“I capture society in films”
“Nearly a year ago, Denise Marika, American visual artist was walking on the small lane in Thimi. Somebody stopped her nearby an old well. She was planning to make a film on experience and emotions of disabled people. She was searching for the character with her assistant Ms. Manisha Gauchan. That stranger showed a house located in Dathu lane. Ms. Marika said all this while sitting in a cozy restaurant located in Kalanki, Kathmandu. “It was in that house, I met Milan Shrestha, who became disabled at nine months old” she said. Denise Marika has been associated with Central Department of Sociology/Anthropology. Drinking soothing ginger tea, she was trying to relax on the day of the strike since she could not shoot. The reason she started talking about Milan was because her assistant was showing the raw footage that she had shot that day. Ms. Marika pursued her Masters in Fine Arts in University of California and has widely travelled in Cambodia, Hong Kong, Scotland and Germany in the course of her work. “I want to show society in films, that is why I am drawn by stories of people like Milan”, she said. 20 year old Milan, who became disabled at nine months old, needs help from his parents and two sisters to sleep, to eat. He has never been able to go to school but learned to speak English by watching television. He is very interested in cricket. He does not believe in god, “If there was god, my situation would not be like this”, he says. He lives his life in bed but cares for much about his diabetic mother Harilaxmi always asking if she took her medicine or not. Ms. Gauchan, Marika’s assistant said that the reason Milan was part of the documentary was because Milan’s family is a model among families with disability. Ms. Gauchan, associated with an organization working for the human rights of the disabled, says that frequently families do not care about their disabled members. Milan’s family is a model for all. They care for their disabled family member with dignity. Two nurse sisters and his parents are always looking after him day and night. “At a time, when I was only meeting a dark side of disability, meeting Milan and his family helped me see the positive”, Marika shared. Her Assistant Manisha claims that Milan’s family can be a source of inspiration for all disabled families in the country. These people’s daily lives and their experiences are part of a documentary film entitled “Denied”, that Ms Marika is shooting. American Fulbright specialist Ms. Marika recently screened Denied: chapter one. It explores the stories of three disabled women who were struggling for their dignity despite the discrimination in society. The story of Maya Maharjan was heart wrenching. Maya, a wheel chair user had contacted Polio in childhood. She shared her story of domestic and sexual violence. She does not have big dreams. She sells peanuts near the Nepal Central Bank.
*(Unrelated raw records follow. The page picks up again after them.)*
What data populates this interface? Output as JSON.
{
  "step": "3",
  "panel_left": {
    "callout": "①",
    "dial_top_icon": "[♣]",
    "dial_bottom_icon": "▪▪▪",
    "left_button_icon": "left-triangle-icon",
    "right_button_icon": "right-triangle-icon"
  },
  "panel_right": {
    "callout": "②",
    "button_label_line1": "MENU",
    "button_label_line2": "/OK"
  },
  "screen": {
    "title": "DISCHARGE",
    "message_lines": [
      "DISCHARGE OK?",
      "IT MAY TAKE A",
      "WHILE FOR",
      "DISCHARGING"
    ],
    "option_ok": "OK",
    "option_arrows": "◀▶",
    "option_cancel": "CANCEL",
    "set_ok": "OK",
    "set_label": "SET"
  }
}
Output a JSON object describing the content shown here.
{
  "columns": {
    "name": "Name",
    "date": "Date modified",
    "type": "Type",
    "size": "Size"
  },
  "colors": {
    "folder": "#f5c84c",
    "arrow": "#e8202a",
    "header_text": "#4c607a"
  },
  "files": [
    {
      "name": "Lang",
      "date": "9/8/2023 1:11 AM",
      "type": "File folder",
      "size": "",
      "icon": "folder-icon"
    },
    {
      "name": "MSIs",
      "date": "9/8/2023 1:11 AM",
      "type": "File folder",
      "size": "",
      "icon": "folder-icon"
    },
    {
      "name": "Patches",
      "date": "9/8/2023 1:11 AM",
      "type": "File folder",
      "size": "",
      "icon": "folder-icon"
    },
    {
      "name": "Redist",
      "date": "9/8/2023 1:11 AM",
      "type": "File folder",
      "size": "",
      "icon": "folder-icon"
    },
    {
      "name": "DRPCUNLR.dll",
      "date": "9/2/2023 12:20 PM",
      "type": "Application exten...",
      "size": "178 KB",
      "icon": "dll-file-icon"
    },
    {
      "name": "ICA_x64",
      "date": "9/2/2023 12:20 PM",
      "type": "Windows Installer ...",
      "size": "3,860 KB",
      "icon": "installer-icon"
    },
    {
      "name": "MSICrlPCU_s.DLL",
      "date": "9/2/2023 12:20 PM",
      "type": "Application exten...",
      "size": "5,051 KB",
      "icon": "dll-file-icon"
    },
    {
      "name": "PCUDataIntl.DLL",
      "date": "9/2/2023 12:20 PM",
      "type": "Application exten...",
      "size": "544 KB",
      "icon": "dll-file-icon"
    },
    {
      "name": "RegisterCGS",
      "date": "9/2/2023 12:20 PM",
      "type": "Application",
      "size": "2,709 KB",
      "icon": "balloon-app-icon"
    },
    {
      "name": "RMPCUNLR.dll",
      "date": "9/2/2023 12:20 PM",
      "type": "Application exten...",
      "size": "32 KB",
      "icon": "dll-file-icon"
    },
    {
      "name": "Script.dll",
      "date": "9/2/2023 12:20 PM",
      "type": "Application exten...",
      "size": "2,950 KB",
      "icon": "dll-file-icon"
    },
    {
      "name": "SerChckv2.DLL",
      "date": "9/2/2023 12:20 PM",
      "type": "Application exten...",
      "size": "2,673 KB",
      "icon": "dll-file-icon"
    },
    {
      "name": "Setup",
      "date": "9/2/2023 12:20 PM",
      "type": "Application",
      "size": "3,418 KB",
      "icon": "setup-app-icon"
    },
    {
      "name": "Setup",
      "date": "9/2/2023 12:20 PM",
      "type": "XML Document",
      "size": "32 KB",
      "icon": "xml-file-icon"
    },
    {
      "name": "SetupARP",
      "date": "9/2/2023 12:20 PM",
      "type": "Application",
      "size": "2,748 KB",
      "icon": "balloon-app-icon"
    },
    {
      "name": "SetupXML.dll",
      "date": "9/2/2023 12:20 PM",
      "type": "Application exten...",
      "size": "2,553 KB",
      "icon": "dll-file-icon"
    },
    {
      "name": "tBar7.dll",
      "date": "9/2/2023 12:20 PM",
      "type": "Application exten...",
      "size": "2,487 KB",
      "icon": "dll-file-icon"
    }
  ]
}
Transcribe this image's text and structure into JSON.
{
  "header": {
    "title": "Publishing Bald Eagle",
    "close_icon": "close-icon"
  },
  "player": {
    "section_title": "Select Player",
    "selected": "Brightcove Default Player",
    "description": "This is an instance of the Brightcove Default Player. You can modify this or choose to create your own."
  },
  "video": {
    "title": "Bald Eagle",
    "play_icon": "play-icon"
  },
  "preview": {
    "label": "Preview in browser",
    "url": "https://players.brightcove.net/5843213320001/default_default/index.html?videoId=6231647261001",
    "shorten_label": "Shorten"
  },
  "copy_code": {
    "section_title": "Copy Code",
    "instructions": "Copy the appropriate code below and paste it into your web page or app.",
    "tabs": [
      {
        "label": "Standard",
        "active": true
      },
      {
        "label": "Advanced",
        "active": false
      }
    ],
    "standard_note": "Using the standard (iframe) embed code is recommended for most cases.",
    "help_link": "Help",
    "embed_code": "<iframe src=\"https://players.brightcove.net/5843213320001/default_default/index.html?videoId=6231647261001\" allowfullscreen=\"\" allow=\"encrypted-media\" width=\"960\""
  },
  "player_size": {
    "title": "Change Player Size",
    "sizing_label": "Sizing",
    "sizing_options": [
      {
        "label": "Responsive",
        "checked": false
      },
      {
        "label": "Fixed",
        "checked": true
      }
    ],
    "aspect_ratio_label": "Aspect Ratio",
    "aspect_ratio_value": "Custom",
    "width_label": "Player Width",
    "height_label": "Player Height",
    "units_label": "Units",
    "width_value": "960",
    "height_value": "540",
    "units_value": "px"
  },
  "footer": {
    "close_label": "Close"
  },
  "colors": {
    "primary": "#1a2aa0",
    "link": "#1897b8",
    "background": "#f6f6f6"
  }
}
She wants to save money and open a small shop in future. “They deserve love and dignity from society” Ms. Marika said, as she explained why she wanted to make a documentary on the disabled. “The least the artists like us can do is to create an awareness and understanding”, she said. An accomplished artist, who has done exhibitions and shows in dozens of reputed galleries in America and Europe, she revealed that her own experiences led her to this mission. “I myself was a victim of domestic violence”, she said. “That is why, it is not difficult for me to understand the deeper emotions of the characters”, said New Yorker Ms. Marika. She revealed that her mission in life is to continue to search for such stories and subjects. In the course of that search, she traveled to Cambodia a few years ago where she met Claire Bennett. Bennett was an NGO worked living in Nepal who has been the bridge to help Marika to come to Nepal. There she met the people that she was looking for. At a time when technology and the modern market is influencing all aspects of life, she believes that many things can be expressed through the means of visual art media. “I am surprised that visuals are not very much used in research in Nepal”, she said. That is why she is working with the Sociology/Anthropology department of Tribhuvan University to help academics learn the use of visual language. But as an artist, she is interested in developing the documentary, which she is structuring in three parts. “I am hoping to arrange for the third part to be directed by a Nepali filmmaker”, she said. She was flying back to New York in couple of days of time and said “I will coordinate and continue the work from there”. Then, she will be in Nepal again in coming May to show the stories of Milan, Maya, Namrata Adhikari, Dawa Sherpa to the world.